Private property in the means of production is the central element of capitalism criticized by socialists. In Marxist literature, private property refers to a social relationship in which the property owner takes possession of anything that another person or group produces with that property and capitalism depends on private property.[20] The socialist critique of private ownership is heavily influenced by the Marxist analysis of capitalist property forms as part of its broader critique of alienation and exploitation in capitalism. Although there is considerable disagreement among socialists about the validity of certain aspects of Marxist analysis, the majority of socialists are sympathetic to Marx's views on exploitation and alienation.[21] Socialists critique the private appropriation of property income on the grounds that because such income does not correspond to a return on any productive activity and is generated by the working class, it represents exploitation. The property-owning (capitalist) class lives off passive property income produced by the working population by virtue of their claim to ownership in the form of stock or private equity. This exploitative arrangement is perpetuated due to the structure of capitalist society. Capitalism is regarded as a class system akin to historical class systems like slavery and feudalism.[22]

Private ownership has also been criticized on non-Marxist ethical grounds by advocates of market socialism. According to the economist James Yunker, the ethical case for market socialism is that because passive property income requires no mental or physical exertion on the part of the recipient and its appropriation by a small group of private owners is the source of the vast inequalities in contemporary capitalism, social ownership in a market economy would resolve the major cause of social inequality and its accompanying social ills.[23] Weyl and Posner argue that private property is another name for monopoly and can hamper allocative efficiency.
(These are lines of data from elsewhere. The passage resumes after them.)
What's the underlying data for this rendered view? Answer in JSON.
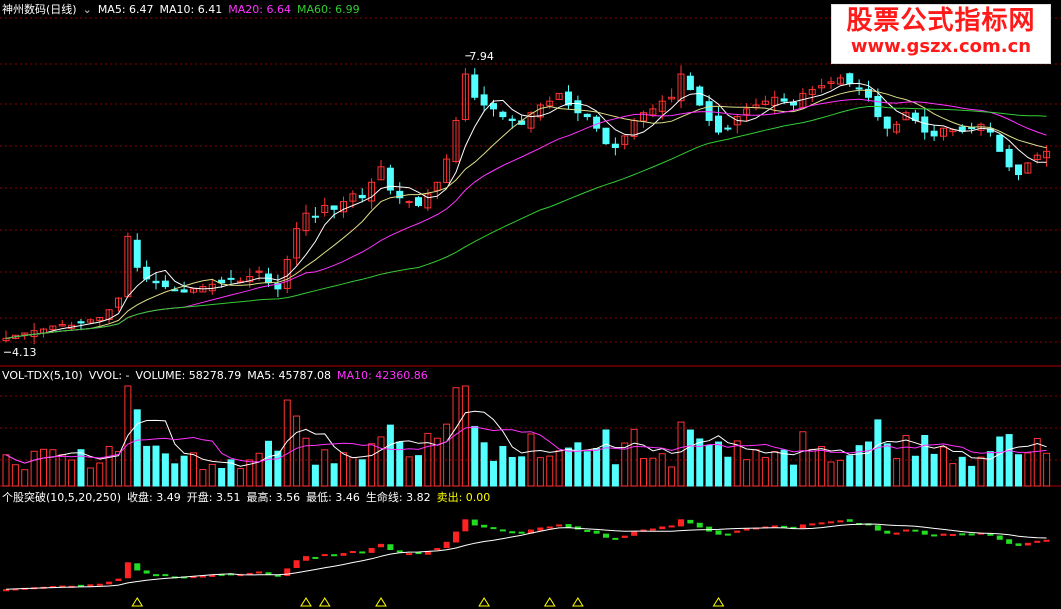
{
  "price_panel": {
    "title": "神州数码(日线)",
    "ma_labels": [
      {
        "text": "MA5: 6.47",
        "color": "#ffffff"
      },
      {
        "text": "MA10: 6.41",
        "color": "#ffffff"
      },
      {
        "text": "MA20: 6.64",
        "color": "#ff33ff"
      },
      {
        "text": "MA60: 6.99",
        "color": "#33cc33"
      }
    ],
    "high_label": "7.94",
    "low_label": "4.13"
  },
  "volume_panel": {
    "labels": [
      {
        "text": "VOL-TDX(5,10)",
        "color": "#ffffff"
      },
      {
        "text": "VVOL: -",
        "color": "#ffffff"
      },
      {
        "text": "VOLUME: 58278.79",
        "color": "#ffffff"
      },
      {
        "text": "MA5: 45787.08",
        "color": "#ffffff"
      },
      {
        "text": "MA10: 42360.86",
        "color": "#ff33ff"
      }
    ]
  },
  "indicator_panel": {
    "labels": [
      {
        "text": "个股突破(10,5,20,250)",
        "color": "#ffffff"
      },
      {
        "text": "收盘: 3.49",
        "color": "#ffffff"
      },
      {
        "text": "开盘: 3.51",
        "color": "#ffffff"
      },
      {
        "text": "最高: 3.56",
        "color": "#ffffff"
      },
      {
        "text": "最低: 3.46",
        "color": "#ffffff"
      },
      {
        "text": "生命线: 3.82",
        "color": "#ffffff"
      },
      {
        "text": "卖出: 0.00",
        "color": "#ffff00"
      }
    ]
  },
  "watermark": {
    "line1": "股票公式指标网",
    "line2": "www.gszx.com.cn"
  },
  "colors": {
    "up": "#ff3333",
    "down": "#54ffff",
    "ma_white": "#ffffff",
    "ma_magenta": "#ff33ff",
    "ma_green": "#33cc33",
    "grid": "#8b0000",
    "ind_up": "#ff2222",
    "ind_down": "#22dd22",
    "signal": "#ffff00"
  },
  "chart_data": {
    "type": "candlestick",
    "y_range": [
      3.9,
      8.3
    ],
    "close_series": [
      4.18,
      4.22,
      4.25,
      4.28,
      4.3,
      4.34,
      4.36,
      4.35,
      4.38,
      4.42,
      4.45,
      4.55,
      4.7,
      5.5,
      5.1,
      4.95,
      4.9,
      4.85,
      4.8,
      4.78,
      4.82,
      4.85,
      4.88,
      4.9,
      4.95,
      4.92,
      4.98,
      5.05,
      4.9,
      4.82,
      5.2,
      5.6,
      5.8,
      5.75,
      5.9,
      5.85,
      5.95,
      6.05,
      6.0,
      6.2,
      6.4,
      6.1,
      6.0,
      5.95,
      5.9,
      6.05,
      6.2,
      6.5,
      7.0,
      7.6,
      7.3,
      7.2,
      7.15,
      7.05,
      7.0,
      6.95,
      7.1,
      7.2,
      7.25,
      7.35,
      7.2,
      7.1,
      7.05,
      6.9,
      6.7,
      6.65,
      6.8,
      7.0,
      7.1,
      7.15,
      7.25,
      7.3,
      7.6,
      7.4,
      7.2,
      7.0,
      6.85,
      6.9,
      7.05,
      7.15,
      7.2,
      7.25,
      7.3,
      7.25,
      7.2,
      7.35,
      7.4,
      7.45,
      7.5,
      7.55,
      7.48,
      7.42,
      7.3,
      7.05,
      6.9,
      6.95,
      7.1,
      7.0,
      6.85,
      6.8,
      6.9,
      6.88,
      6.86,
      6.9,
      6.95,
      6.85,
      6.6,
      6.4,
      6.3,
      6.45,
      6.55,
      6.6
    ],
    "high": 7.94,
    "low": 4.13
  }
}
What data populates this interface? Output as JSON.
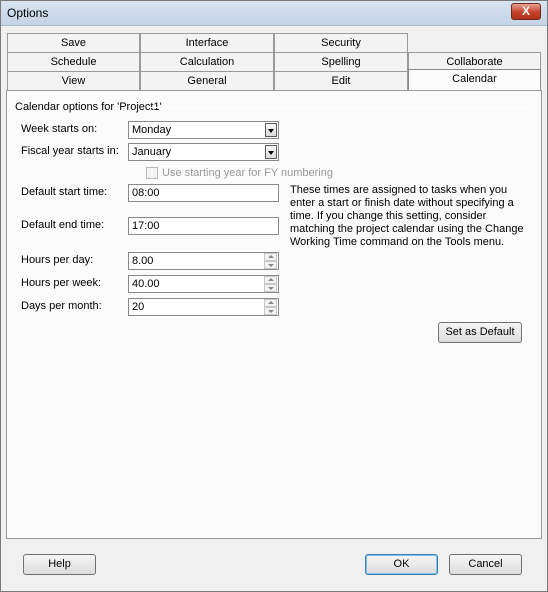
{
  "window": {
    "title": "Options",
    "close_label": "X"
  },
  "tabs": {
    "row1": [
      "Save",
      "Interface",
      "Security"
    ],
    "row2": [
      "Schedule",
      "Calculation",
      "Spelling",
      "Collaborate"
    ],
    "row3": [
      "View",
      "General",
      "Edit",
      "Calendar"
    ],
    "selected": "Calendar"
  },
  "calendar": {
    "section_label": "Calendar options for 'Project1'",
    "week_starts_label": "Week starts on:",
    "week_starts_value": "Monday",
    "fiscal_label": "Fiscal year starts in:",
    "fiscal_value": "January",
    "fy_checkbox_label": "Use starting year for FY numbering",
    "fy_checkbox_checked": false,
    "start_time_label": "Default start time:",
    "start_time_value": "08:00",
    "end_time_label": "Default end time:",
    "end_time_value": "17:00",
    "info_text": "These times are assigned to tasks when you enter a start or finish date without specifying a time. If you change this setting, consider matching the project calendar using the Change Working Time command on the Tools menu.",
    "hours_day_label": "Hours per day:",
    "hours_day_value": "8.00",
    "hours_week_label": "Hours per week:",
    "hours_week_value": "40.00",
    "days_month_label": "Days per month:",
    "days_month_value": "20",
    "set_default_label": "Set as Default"
  },
  "footer": {
    "help_label": "Help",
    "ok_label": "OK",
    "cancel_label": "Cancel"
  }
}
Through use of taxation and modified Vickrey auctions, they argue that partial common property ownership is a more efficient and just way to organize the economy.[24]

See also